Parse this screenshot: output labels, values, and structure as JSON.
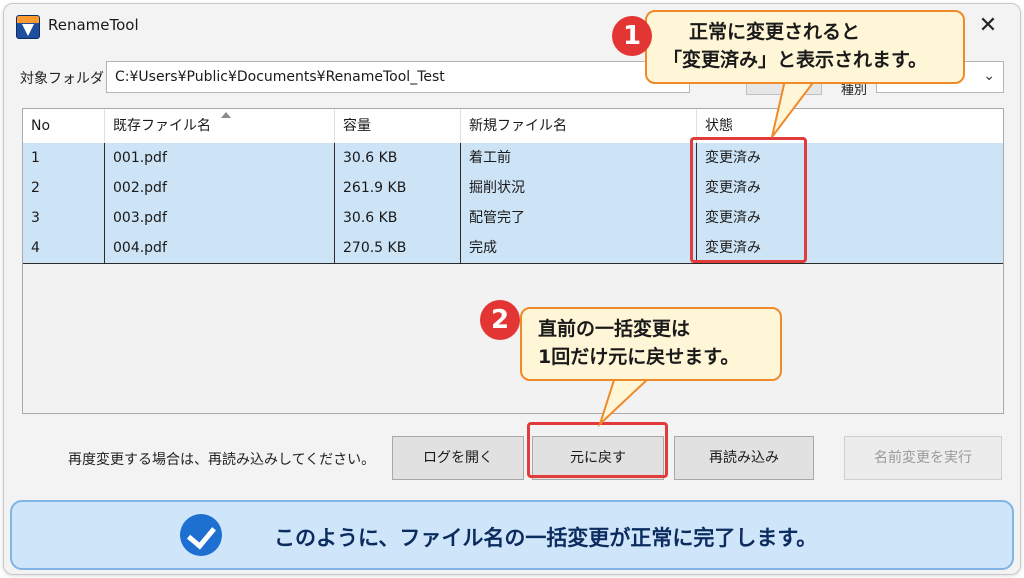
{
  "window": {
    "title": "RenameTool",
    "close_label": "✕"
  },
  "folder": {
    "label": "対象フォルダ",
    "value": "C:¥Users¥Public¥Documents¥RenameTool_Test"
  },
  "sort": {
    "label": "種別"
  },
  "table": {
    "columns": [
      "No",
      "既存ファイル名",
      "容量",
      "新規ファイル名",
      "状態"
    ],
    "rows": [
      [
        "1",
        "001.pdf",
        "30.6 KB",
        "着工前",
        "変更済み"
      ],
      [
        "2",
        "002.pdf",
        "261.9 KB",
        "掘削状況",
        "変更済み"
      ],
      [
        "3",
        "003.pdf",
        "30.6 KB",
        "配管完了",
        "変更済み"
      ],
      [
        "4",
        "004.pdf",
        "270.5 KB",
        "完成",
        "変更済み"
      ]
    ]
  },
  "footer": {
    "hint": "再度変更する場合は、再読み込みしてください。",
    "buttons": {
      "open_log": "ログを開く",
      "undo": "元に戻す",
      "reload": "再読み込み",
      "execute": "名前変更を実行"
    }
  },
  "callouts": {
    "c1": {
      "badge": "1",
      "line1": "正常に変更されると",
      "line2": "「変更済み」と表示されます。"
    },
    "c2": {
      "badge": "2",
      "line1": "直前の一括変更は",
      "line2": "1回だけ元に戻せます。"
    }
  },
  "banner": {
    "text": "このように、ファイル名の一括変更が正常に完了します。"
  },
  "colors": {
    "accent_red": "#e43535",
    "callout_border": "#ef8a2a",
    "banner_bg": "#cfe6fa",
    "row_selected": "#cde4f7"
  }
}
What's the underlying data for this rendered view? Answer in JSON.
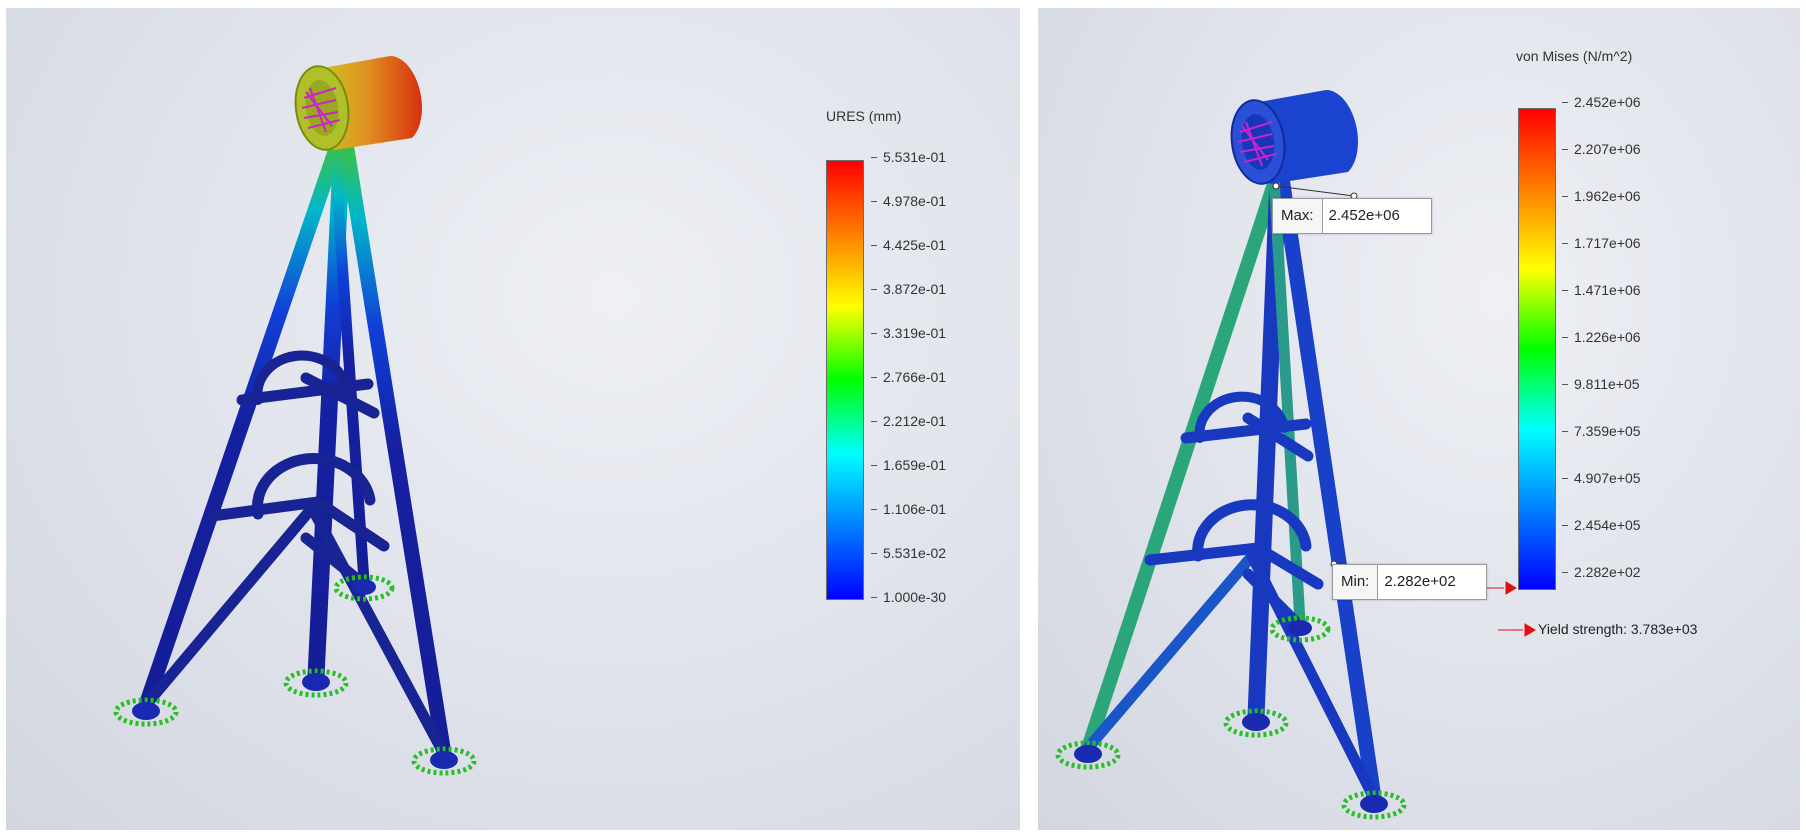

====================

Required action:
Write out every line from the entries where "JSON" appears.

Response area:
Parse this screenshot: output labels, values, and structure as JSON.
What's the underlying data for this rendered view? Answer in JSON.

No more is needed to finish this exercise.